We haven't found any reviews in the usual places.
Other editions - View all
Addison appear attempt become better body called carried cause century character Christianity Church circumstances colour common considerable course critic divine doctrine effect England English equally established existence expression fact faith favour force former France French give given Government Greek hand head heretics human important influence interest Italy known labour language Latin latter learned least less light literary living London look manner means ment mind moral nature never object observation once original period persons political position possession practical present principle prisoners punishment question reader reason received Reformation regard religion religious remains remarkable respect result Rome Russian seems society spirit success taken taste things thought tion true truth volume whole writings
Page 118 - Whoever wishes to attain an English style, familiar but not coarse, and elegant but not ostentatious, must give his days and nights to the volumes of Addison.
Page 425 - One man draws out the wire, another straights it, a third cuts it, a fourth points it, a fifth grinds it at the top for receiving the head ; to make the head requires two or three distinct operations ; to put it on is a peculiar business, to whiten the pins is another ; it is even a trade by itself to put them into the paper ; and the important business of making a pin is, in this manner, divided into about eighteen distinct operations, which, in some manufactories, are all performed by distinct...
Page 414 - My soul doth magnify the Lord, and my spirit hath rejoiced in God my Saviour.
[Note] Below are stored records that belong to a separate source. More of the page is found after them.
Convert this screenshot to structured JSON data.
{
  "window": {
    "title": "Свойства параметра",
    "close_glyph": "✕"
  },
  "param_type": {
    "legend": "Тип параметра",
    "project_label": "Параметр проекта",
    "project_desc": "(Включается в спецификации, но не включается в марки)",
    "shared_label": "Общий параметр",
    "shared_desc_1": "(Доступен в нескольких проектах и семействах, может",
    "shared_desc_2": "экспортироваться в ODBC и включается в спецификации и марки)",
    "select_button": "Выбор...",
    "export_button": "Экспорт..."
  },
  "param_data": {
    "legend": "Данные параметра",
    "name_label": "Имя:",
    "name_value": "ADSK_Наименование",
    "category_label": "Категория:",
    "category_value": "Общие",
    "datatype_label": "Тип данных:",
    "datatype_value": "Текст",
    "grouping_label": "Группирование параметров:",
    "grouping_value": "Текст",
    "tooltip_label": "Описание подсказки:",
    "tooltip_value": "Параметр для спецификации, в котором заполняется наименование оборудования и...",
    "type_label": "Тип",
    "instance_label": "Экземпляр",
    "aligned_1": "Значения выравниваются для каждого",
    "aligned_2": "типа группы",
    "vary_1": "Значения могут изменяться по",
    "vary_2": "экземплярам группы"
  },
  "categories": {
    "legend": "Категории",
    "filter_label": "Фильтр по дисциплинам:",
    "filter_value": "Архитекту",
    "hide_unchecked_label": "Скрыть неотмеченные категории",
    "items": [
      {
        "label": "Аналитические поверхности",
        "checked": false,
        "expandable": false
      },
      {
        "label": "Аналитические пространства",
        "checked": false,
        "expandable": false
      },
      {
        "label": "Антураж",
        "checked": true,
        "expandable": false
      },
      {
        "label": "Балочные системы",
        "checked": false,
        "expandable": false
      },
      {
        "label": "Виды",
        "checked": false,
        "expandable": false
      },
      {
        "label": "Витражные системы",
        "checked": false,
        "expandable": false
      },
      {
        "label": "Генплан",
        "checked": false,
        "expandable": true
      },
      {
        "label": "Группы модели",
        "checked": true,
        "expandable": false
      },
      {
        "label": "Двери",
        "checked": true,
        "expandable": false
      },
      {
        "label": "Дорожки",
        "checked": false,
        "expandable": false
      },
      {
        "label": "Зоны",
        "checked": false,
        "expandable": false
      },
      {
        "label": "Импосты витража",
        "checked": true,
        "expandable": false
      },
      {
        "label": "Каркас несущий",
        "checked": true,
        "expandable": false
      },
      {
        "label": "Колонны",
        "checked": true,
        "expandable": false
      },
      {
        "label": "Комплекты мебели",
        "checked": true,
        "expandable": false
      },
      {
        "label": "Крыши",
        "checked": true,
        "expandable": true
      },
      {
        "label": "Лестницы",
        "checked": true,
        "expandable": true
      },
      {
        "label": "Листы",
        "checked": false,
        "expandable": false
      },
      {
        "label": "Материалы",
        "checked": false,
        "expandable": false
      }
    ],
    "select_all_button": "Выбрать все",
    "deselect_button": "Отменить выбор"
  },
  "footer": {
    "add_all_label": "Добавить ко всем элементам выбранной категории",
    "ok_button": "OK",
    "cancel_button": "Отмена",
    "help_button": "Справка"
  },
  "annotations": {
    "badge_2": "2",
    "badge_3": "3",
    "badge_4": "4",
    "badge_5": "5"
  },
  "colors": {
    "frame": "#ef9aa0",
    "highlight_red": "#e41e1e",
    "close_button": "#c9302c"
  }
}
For he hath regarded the low estate of his handmaiden: for, behold, from henceforth all generations shall call me blessed.
Page 387 - If I be lifted up from the earth, I will draw all men unto me,
Page 387 - The law and the prophets were until John: since that time the kingdom of God is preached, and every man presseth into it.
Page 25 - See, I have this day set thee over the nations and over the kingdoms, to root out, and to pull down, and to destroy, and to throw down, to build, and to plant.
Page 274 - Ah ! since dark days still bring to light Man's prudence and man's fiery might, Time may restore us in his course Goethe's sage mind and Byron's force ; But where will Europe's latter hour Again find Wordsworth's healing power ? Others will teach us how to dare, And against fear our breast to steel ; Others will strengthen us to bear — But who, ah ! who, will make us feel ? The cloud of mortal destiny...
Page 112 - To fainting squadrons sent the timely aid, Inspired repulsed battalions to engage, And taught the doubtful battle where to rage. So when an angel, by divine command, With rising tempests shakes a guilty land (Such as of late o'er pale Britannia passed), Calm and serene he drives the furious blast ; And, pleased the Almighty's orders to perform. Rides in the whirlwind and directs the storm.
Page 47 - ... the end of the last and the commencement of the present century.